Angela Bassett reportedly set to become one of highest paid network TV actors under new ‘9-1-1’ deal
By Matt Collins Article may include affiliate links
According to Deadline sources, Bassett will be paid upwards of $450,000 per episode.
The show’s past seasons have had between 10 and 18 episodes.
Assuming that figure is correct, it would make her one of the highest paid people on network television today and it’s likely a record for a person of color.
Other stars all reportedly scored about 25% raises for Season 5 of the show.
Male lead Peter Krause will reportedly get around $300,000 an episode under the new deal. Jennifer Love Hewitt will reportedly make a bit less than that, followed by Aisha Hinds, Rockmond Dunbar, Kenneth Choi, Oliver Stark and Ryan Guzman each taking home around $100,000 per episode.
Hinds, Dunbar and Choi reportedly stretched negotiations, with Choi’s deal not secured until after filming on Season 5 began, according to Deadline reporting.
Bassett also serves as an executive producer of the show and its spinoff, “9-1-1: Lone Star.” She was also involved in development of the series with fellow EP Ryan Murphy but does not appear as a regular on “Lone Star.”
Krause also gets EP billing on “9-1-1” but not “Lone Star.”
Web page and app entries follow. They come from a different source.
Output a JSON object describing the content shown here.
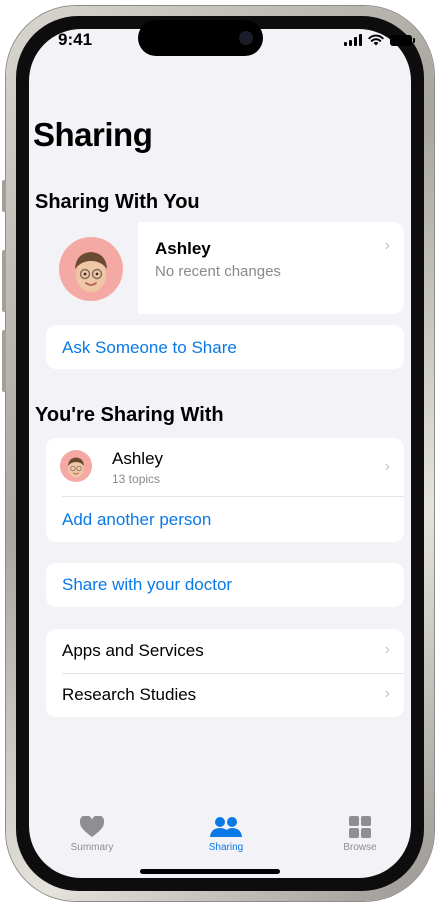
{
  "status_bar": {
    "time": "9:41"
  },
  "page": {
    "title": "Sharing"
  },
  "sharing_with_you": {
    "heading": "Sharing With You",
    "person": {
      "name": "Ashley",
      "subtitle": "No recent changes"
    },
    "ask_link": "Ask Someone to Share"
  },
  "youre_sharing_with": {
    "heading": "You're Sharing With",
    "person": {
      "name": "Ashley",
      "subtitle": "13 topics"
    },
    "add_link": "Add another person"
  },
  "doctor": {
    "link": "Share with your doctor"
  },
  "more": {
    "items": [
      {
        "label": "Apps and Services"
      },
      {
        "label": "Research Studies"
      }
    ]
  },
  "tab_bar": {
    "tabs": [
      {
        "label": "Summary",
        "icon": "heart-icon",
        "selected": false
      },
      {
        "label": "Sharing",
        "icon": "people-icon",
        "selected": true
      },
      {
        "label": "Browse",
        "icon": "grid-icon",
        "selected": false
      }
    ]
  },
  "colors": {
    "accent": "#0a79e8",
    "background": "#f2f2f7",
    "avatar_bg": "#f4a9a4"
  }
}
Network television stars on hit shows could once command upwards of $1 million or more per episode — with the cast of “Friends” notably reaching the milestone as part of group negotiations where they would all be paid the same.
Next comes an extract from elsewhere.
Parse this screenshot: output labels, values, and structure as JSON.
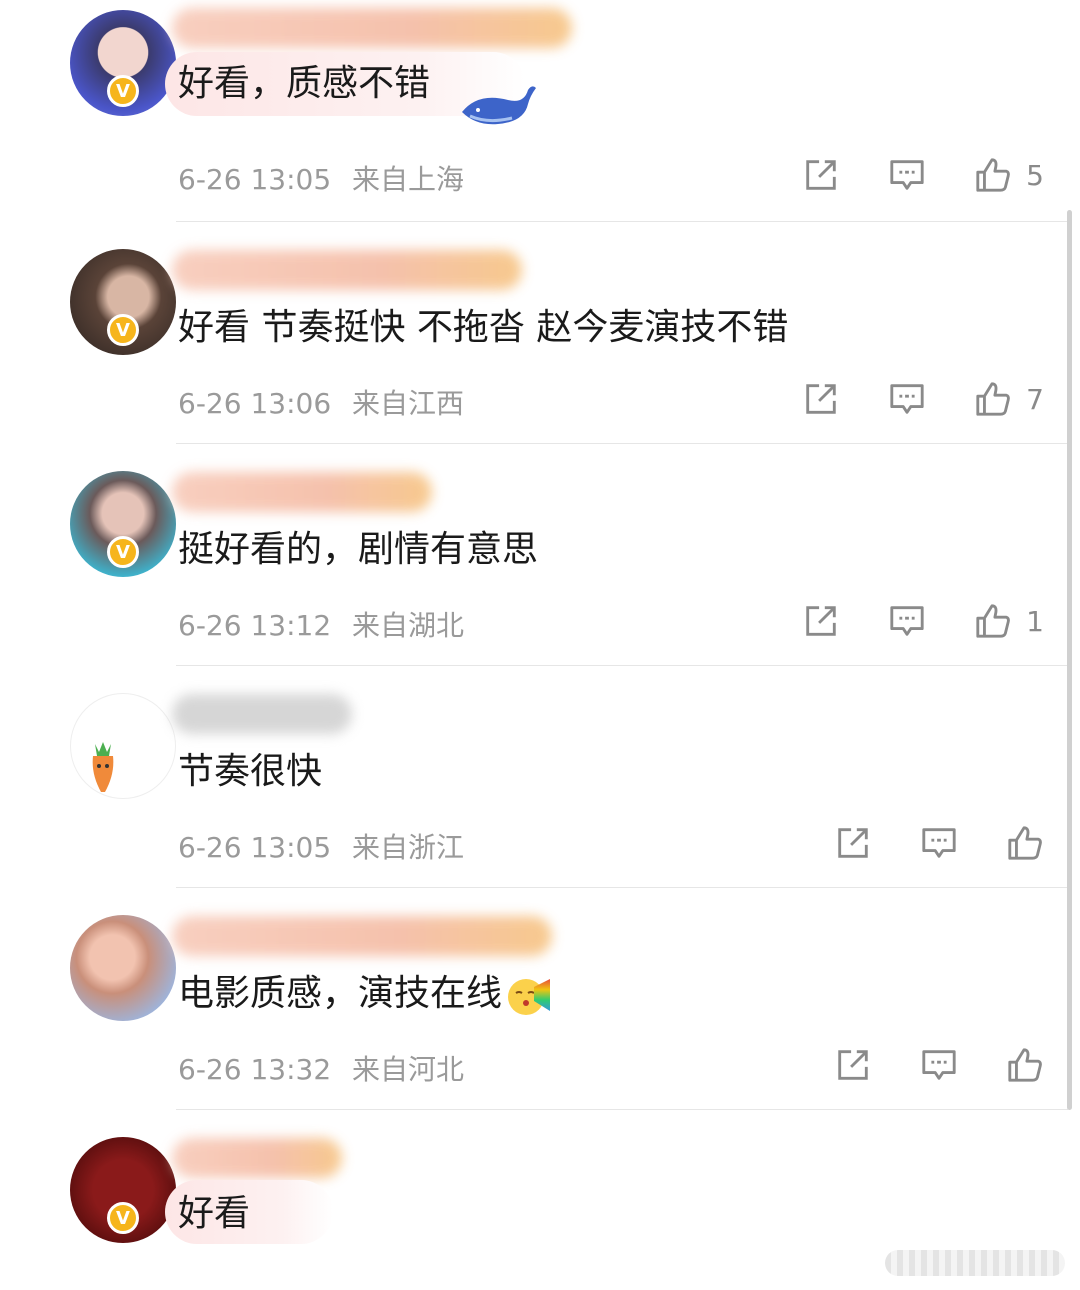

Other big paychecks include Jerry Seinfeld and the cast of “The Big Bang Theory.” Series stars and regulars typically also get residuals each time an episode re-airs either on network TV or in syndication, which are often covered by union deals or larger, more extensive contracts.
Some cast members of shows, including “TBBT,” also negotiated ancillary rights that have amounted to tens of millions more in compensation.
However, many of those multimillion dollar paychecks have become harder to come by in recent years as drastic shifts in the industry have forced networks to economize, at least comparatively speaking, on pay, as advertising revenue becomes less lucrative in the era of DVRs, cord cutting and streaming.
For example, Tim Allen once reportedly commanded around $2 million per episode for “Home Improvement,” which went off the air in 1999. On his recently canceled Fox sitcom “Last Man Standing” his paycheck was around $225,000. That disparity is even more when you consider what an estimated $2 million per episode would be with inflation.
Other stars and networks have been experimenting with taking lower upfront salaries in exchange for more “backend” style deals where they get a share of profits or revenue, particularly for shows made for streaming platforms.